God bless all mothers and all babies today, especially.

Notes from Spe Salvi on freedom: "Heaven is not empty"

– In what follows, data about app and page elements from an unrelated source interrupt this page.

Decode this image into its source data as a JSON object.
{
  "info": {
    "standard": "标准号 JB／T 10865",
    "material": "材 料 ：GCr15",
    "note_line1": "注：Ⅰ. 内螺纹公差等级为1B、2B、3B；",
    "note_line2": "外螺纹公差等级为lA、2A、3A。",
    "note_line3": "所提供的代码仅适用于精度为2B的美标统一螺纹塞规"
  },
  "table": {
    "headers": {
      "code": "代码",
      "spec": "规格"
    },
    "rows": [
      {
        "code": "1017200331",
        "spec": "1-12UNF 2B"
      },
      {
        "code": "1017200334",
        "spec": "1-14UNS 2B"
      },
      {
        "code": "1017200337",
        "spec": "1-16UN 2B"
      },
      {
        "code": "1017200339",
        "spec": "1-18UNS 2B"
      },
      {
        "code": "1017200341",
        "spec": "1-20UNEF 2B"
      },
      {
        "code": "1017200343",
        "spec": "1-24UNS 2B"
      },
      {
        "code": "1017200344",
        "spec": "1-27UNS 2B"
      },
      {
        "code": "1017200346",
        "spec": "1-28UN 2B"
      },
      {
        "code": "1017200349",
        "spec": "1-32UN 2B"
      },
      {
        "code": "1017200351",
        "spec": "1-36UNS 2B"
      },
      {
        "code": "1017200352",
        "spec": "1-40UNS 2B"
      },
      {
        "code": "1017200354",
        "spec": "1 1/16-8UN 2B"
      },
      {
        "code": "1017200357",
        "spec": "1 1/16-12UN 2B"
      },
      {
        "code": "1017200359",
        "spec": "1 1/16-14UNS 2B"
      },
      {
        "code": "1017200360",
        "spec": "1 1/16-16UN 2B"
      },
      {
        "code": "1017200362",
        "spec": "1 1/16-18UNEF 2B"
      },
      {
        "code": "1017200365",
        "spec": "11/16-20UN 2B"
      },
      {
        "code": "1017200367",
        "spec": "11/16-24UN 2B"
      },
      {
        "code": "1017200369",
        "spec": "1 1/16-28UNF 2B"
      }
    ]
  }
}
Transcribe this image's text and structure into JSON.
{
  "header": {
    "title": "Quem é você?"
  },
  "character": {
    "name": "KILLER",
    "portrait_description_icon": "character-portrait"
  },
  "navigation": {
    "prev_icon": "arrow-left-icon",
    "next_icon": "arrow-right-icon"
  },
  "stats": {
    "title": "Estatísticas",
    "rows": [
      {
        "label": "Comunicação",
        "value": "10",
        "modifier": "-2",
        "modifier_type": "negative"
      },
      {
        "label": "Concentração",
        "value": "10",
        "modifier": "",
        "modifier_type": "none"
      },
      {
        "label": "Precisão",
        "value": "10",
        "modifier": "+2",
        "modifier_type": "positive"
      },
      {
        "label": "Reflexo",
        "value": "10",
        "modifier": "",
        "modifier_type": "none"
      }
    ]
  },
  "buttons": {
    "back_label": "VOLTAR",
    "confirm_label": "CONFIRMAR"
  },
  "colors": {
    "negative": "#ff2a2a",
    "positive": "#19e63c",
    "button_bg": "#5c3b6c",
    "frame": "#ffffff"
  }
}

5. We must add a further point of view. The First Letter to the Corinthians (1:18-31) tells us that many of the early Christians belonged to the lower social strata, and precisely for this reason were open to the experience of new hope, as we saw in the example of Bakhita (see section above this one). Yet from the beginning there were also conversions in the aristocratic and cultured circles, since they too were living “without hope and without God in the world”. Myth had lost its credibility; the Roman State religion had become fossilized into simple ceremony which was scrupulously carried out, but by then it was merely “political religion”. Philosophical rationalism had confined the gods within the realm of unreality. The Divine was seen in various ways in cosmic forces, but a God to whom one could pray did not exist. Paul illustrates the essential problem of the religion of that time quite accurately when he contrasts life “according to Christ” with life under the dominion of the “elemental spirits of the universe” (Col 2:8). In this regard a text by Saint Gregory Nazianzen is enlightening. He says that at the very moment when the Magi, guided by the star, adored Christ the new king, astrology came to an end, because the stars were now moving in the orbit determined by Christ[2]. This scene, in fact, overturns the world-view of that time, which in a different way has become fashionable once again today. It is not the elemental spirits of the universe, the laws of matter, which ultimately govern the world and mankind, but a personal God governs the stars, that is, the universe; it is not the laws of matter and of evolution that have the final say, but reason, will, love—a Person. And if we know this Person and he knows us, then truly the inexorable power of material elements no longer has the last word; we are not slaves of the universe and of its laws, we are free. In ancient times, honest enquiring minds were aware of this. Heaven is not empty. Life is not a simple product of laws and the randomness of matter, but within everything and at the same time above everything, there is a personal will, there is a Spirit who in Jesus has revealed himself as Love[3].